According to New York City’s mayor Bloomberg, the government’s highest duty is to promote healthy eating. His cause has been taken up by a growing number of politicians who want to ensure that all Americans are “normal” weight. It is more than a little disconcerting, then, to learn that the mounting number of federal, state, and local policies aimed at slimming our waists may be misguided. The results from a careful literature review recently published in the Journal of the American Medical Association showed that people who are overweight and even a bit obese actually live longer than normal weight folk.

We keep a spare tire on our car for a good reason. Apparently Mother Nature wisely designed our bodies to keep one too. The study revealed that a six-foot tall “overweight” man weighing 220 pounds is actually about 6% less likely to die than a 180lb, six-foot tall “normal” weight man. The study also showed that our overweight man can add an extra 34lbs (reaching 254lbs) before increasing his risk of death. Given that the majority of Americans are now overweight, it is about time we re-consider what is “normal.” What’s more, we should re-consider what’s considered pathological.

We are each genetically endowed with propensities to develop unique body shapes. Magazines lining supermarket check-out lines have somehow convinced us that we should all look the same. The pathologizing of extreme body types by public health professionals, pharmaceutical companies, and the federal government, for example by referring to obesity as an “epidemic”, has added insult to injury. And, it has licensed the actions of those who want to use the power of the government to restrict what we eat. Yet, if being overweight increases your lifespan, is it possible that government mandated fat taxes and soda bans may prematurely kill us?

To justify their roles on our dinner plate, the food police point to rising public health care costs, particularly Medicare and Medicaid. These public health insurance programs have become crisis engines. After all, something will kill us one day, and some ailment will be the leading cause of death. By taking private health care costs and turning them public, the food police have created a perpetual source of public crisis that justify government action and their existence.

But, if the overweight are living longer than the normal weight, where is the justification for public intervention to control our weight? Indeed, a study published last year in the Journal of Health Economics showed that health care expenditures are lower among overweight as compared to normal-weight men.

It is true that the extremely obese die sooner and pay higher medical costs than the non-obese. Surely, then the extremely obese enrolled in Medicare and Medicaid provide sufficient justification for government intervention – right? A recent paper in the Journal of Economic Perspectives points out that these extra costs are really just transfers among people in an insurance pool – not a deadweight loss to society.

A few years ago when I broke my leg playing basketball, no one accused me of imposing costs on others when I used my health insurance to pay the costs. They rightly understood that the costs were paid out of a pool designed to cover precisely such risks. If the problem is that some people are riskier than others (or are acting riskier because they are insured), the proper solution is to price those risks into the cost of insurance, and yet the government has hamstrung the ability of insurance companies (public and private alike) to do just that.

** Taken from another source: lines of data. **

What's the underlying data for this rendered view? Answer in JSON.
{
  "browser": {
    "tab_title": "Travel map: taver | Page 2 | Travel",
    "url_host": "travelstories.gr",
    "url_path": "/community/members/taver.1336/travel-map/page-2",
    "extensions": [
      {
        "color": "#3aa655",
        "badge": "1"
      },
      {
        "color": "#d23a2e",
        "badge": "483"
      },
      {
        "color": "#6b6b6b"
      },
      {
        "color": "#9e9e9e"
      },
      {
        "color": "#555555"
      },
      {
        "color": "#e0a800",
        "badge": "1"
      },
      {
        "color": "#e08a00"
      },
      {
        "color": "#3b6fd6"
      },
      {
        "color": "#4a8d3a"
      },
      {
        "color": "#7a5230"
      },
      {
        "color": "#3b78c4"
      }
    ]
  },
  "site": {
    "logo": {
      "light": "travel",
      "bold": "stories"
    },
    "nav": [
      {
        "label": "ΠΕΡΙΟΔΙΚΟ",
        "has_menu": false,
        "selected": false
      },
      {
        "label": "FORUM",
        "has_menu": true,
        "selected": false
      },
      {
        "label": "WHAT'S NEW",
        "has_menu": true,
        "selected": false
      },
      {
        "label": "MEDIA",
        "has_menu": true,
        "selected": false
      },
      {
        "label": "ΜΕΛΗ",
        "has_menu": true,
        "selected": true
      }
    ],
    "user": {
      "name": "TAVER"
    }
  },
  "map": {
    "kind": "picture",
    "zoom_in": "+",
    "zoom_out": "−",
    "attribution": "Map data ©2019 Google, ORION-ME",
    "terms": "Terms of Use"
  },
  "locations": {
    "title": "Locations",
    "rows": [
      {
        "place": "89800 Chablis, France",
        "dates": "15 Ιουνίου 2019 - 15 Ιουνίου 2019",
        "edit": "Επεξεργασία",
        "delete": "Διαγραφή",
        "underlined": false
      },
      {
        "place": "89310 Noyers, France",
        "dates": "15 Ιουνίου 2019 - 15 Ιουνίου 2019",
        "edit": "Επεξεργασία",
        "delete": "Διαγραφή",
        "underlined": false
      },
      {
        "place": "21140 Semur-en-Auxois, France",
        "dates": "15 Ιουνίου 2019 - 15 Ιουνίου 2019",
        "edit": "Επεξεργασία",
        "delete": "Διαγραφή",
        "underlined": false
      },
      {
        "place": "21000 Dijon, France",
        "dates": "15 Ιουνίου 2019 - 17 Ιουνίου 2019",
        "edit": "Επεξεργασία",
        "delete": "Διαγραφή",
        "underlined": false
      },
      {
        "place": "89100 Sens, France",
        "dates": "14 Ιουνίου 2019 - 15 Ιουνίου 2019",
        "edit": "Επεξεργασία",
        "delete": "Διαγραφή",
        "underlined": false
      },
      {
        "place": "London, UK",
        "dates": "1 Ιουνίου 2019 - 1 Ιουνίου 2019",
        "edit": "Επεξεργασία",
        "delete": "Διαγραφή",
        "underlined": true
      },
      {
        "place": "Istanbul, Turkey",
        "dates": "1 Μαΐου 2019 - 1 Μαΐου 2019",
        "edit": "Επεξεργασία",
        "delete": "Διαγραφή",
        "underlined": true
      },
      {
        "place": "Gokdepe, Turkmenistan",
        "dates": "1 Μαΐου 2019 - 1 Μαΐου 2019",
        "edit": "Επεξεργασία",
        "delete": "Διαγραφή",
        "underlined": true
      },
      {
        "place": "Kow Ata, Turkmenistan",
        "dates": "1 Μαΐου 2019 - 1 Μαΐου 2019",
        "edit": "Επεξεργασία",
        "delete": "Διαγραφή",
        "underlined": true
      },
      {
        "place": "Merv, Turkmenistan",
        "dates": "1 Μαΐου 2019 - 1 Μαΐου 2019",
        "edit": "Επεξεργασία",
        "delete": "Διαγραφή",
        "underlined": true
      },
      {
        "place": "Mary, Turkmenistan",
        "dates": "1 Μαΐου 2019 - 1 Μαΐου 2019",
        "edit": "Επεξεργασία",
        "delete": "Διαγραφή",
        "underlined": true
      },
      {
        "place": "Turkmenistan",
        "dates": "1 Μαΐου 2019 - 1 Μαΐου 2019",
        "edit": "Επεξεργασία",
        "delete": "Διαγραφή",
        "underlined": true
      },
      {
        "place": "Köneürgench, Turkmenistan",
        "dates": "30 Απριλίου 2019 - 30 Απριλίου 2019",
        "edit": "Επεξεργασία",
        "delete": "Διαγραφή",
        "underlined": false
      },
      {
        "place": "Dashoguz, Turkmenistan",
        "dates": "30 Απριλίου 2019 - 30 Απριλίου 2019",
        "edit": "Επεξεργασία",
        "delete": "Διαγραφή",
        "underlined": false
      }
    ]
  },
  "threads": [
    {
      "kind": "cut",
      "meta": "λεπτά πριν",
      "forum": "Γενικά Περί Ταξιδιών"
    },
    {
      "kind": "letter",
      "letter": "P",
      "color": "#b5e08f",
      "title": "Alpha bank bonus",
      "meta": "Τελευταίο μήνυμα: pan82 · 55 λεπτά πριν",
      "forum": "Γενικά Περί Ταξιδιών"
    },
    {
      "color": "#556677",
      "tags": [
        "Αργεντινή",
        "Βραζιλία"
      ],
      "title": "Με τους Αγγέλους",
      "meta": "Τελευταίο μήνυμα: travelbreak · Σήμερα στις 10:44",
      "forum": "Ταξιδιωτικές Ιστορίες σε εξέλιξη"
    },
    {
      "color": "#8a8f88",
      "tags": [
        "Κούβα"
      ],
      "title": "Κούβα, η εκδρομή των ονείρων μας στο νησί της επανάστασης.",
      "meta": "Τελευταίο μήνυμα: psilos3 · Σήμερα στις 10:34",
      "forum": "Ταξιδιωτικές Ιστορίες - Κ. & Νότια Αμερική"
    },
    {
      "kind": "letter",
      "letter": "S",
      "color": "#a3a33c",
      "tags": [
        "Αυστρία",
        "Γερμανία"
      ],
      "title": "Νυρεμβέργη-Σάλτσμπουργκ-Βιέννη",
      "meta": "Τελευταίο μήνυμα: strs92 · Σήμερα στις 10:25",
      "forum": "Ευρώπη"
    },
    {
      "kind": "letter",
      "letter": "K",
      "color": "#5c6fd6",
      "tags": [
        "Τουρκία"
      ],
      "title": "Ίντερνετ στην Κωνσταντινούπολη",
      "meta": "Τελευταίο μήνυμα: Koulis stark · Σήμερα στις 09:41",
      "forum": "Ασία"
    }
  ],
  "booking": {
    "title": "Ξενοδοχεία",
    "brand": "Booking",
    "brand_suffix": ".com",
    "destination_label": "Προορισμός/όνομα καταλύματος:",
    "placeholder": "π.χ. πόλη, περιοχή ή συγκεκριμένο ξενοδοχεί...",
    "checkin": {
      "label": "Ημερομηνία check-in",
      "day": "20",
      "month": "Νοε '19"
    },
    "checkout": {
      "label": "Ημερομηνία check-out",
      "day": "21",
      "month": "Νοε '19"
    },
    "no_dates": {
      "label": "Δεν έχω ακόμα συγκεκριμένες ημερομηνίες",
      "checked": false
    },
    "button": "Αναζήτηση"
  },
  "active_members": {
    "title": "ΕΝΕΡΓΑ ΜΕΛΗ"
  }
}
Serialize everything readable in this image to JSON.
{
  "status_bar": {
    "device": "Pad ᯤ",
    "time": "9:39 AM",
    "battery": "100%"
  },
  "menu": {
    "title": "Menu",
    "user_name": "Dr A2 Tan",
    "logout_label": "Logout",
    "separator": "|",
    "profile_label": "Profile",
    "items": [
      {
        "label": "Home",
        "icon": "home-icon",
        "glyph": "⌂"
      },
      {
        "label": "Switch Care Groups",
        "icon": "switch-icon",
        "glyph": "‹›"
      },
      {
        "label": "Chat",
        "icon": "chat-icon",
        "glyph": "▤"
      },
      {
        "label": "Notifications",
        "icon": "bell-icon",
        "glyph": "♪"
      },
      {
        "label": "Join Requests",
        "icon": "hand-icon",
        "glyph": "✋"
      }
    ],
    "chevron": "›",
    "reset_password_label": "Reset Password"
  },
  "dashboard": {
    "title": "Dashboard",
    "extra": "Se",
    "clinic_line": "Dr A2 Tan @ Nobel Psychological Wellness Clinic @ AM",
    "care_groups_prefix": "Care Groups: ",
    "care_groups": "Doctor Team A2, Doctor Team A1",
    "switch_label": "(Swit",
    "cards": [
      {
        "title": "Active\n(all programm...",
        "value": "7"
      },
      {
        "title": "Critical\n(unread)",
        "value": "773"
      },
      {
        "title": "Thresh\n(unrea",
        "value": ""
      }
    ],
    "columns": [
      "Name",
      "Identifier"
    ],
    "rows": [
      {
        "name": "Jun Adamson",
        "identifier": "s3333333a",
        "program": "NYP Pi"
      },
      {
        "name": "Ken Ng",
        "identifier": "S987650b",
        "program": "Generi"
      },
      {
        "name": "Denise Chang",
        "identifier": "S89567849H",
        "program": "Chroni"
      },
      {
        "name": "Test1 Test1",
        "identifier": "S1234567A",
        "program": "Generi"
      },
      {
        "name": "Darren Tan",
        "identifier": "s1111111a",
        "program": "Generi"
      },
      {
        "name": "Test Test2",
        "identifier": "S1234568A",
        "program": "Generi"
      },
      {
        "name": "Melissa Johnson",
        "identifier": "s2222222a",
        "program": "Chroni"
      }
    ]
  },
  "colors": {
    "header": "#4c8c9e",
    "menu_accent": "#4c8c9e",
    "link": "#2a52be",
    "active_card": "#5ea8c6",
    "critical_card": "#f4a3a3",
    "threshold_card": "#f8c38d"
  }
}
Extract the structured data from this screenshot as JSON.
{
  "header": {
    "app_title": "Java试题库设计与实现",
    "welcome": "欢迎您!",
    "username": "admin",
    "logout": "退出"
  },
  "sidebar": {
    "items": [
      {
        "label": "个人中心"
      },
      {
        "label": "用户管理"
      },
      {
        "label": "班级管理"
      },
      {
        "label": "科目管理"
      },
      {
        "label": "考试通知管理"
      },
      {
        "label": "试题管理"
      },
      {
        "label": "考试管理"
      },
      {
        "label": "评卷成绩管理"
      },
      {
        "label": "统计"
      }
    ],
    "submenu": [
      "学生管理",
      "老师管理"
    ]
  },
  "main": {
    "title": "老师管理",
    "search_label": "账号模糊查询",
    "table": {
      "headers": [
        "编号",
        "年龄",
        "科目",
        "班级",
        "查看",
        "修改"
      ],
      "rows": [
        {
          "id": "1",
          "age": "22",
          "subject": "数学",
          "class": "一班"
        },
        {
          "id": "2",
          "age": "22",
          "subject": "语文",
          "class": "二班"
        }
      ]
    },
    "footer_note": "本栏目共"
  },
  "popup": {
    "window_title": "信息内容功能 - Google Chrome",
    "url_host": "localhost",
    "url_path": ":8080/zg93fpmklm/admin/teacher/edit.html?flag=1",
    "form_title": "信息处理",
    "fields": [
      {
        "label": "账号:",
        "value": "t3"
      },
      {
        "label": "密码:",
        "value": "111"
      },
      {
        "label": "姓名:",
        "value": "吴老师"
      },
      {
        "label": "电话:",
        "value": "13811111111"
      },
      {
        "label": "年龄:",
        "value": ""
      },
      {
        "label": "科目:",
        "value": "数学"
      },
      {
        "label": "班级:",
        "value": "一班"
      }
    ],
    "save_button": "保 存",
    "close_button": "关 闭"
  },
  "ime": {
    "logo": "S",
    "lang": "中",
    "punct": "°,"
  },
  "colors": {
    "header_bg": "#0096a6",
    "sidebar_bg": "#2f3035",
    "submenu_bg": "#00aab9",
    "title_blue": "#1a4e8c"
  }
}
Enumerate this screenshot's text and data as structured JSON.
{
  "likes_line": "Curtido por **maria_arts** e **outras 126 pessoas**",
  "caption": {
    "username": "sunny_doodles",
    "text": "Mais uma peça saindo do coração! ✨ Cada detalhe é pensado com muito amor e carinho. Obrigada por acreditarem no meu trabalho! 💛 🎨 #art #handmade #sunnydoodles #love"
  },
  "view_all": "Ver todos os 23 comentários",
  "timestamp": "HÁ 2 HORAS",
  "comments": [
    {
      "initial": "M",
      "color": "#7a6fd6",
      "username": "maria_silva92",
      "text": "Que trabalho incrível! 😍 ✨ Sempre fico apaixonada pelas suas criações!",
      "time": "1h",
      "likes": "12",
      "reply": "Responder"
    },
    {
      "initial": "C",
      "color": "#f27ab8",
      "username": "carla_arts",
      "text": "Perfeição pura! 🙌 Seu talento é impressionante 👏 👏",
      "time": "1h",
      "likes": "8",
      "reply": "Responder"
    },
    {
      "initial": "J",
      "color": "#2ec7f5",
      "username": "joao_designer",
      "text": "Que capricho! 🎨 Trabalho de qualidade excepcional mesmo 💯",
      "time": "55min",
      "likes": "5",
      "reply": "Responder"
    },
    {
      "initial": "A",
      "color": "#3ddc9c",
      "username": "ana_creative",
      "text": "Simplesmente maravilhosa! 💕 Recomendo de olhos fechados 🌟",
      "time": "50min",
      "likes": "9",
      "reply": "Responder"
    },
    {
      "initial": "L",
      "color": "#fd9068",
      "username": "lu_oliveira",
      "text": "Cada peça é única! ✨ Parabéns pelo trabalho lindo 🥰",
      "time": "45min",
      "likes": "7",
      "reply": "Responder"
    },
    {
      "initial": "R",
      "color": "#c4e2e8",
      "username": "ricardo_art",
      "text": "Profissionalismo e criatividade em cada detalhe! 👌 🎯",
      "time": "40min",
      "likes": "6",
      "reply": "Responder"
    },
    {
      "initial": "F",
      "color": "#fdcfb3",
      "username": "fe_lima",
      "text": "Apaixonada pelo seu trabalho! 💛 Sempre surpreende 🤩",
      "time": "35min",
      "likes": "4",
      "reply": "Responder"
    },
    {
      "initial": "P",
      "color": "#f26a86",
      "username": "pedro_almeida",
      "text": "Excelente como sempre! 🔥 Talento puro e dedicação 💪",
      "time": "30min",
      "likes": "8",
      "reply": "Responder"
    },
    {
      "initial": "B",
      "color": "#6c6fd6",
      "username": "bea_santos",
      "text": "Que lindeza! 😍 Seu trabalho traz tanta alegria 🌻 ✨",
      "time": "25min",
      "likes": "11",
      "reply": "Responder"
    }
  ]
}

Obesity has been roundly demonized. Rarely is it acknowledged that rising weight is an outcome of a historical process that should be welcomed with open arms. My grandparents lived, for much of their lives, without plumbing or air conditioning, doing back-breaking labor in the hot sun to pay the bills. They didn't, for much of their lives, have TV, microwave popcorn, canned biscuits, or, when they had a car, power steering. Yes, I might have to work a little harder to fit my skinny jeans than Grandpa ever did. At least I am fortunate enough to live in a world where my wife doesn’t have to spend half her day cooking and cleaning to feed the family. I reflect on these matters while I speed off to work in my air-conditioned, automatic Chevy, sipping a caramel-skinny-latte preparing for a day of toil at the keyboard in my well-insulated office, scanning Twitter and You-Tube for the latest updates of the day. Somehow I think I can muster the courage to hit the gym on the way home.


Jayson Lusk

Jayson Lusk currently serves as Professor and Willard Sparks Endowed Chair in the Department of Agricultural Economics at Oklahoma State University.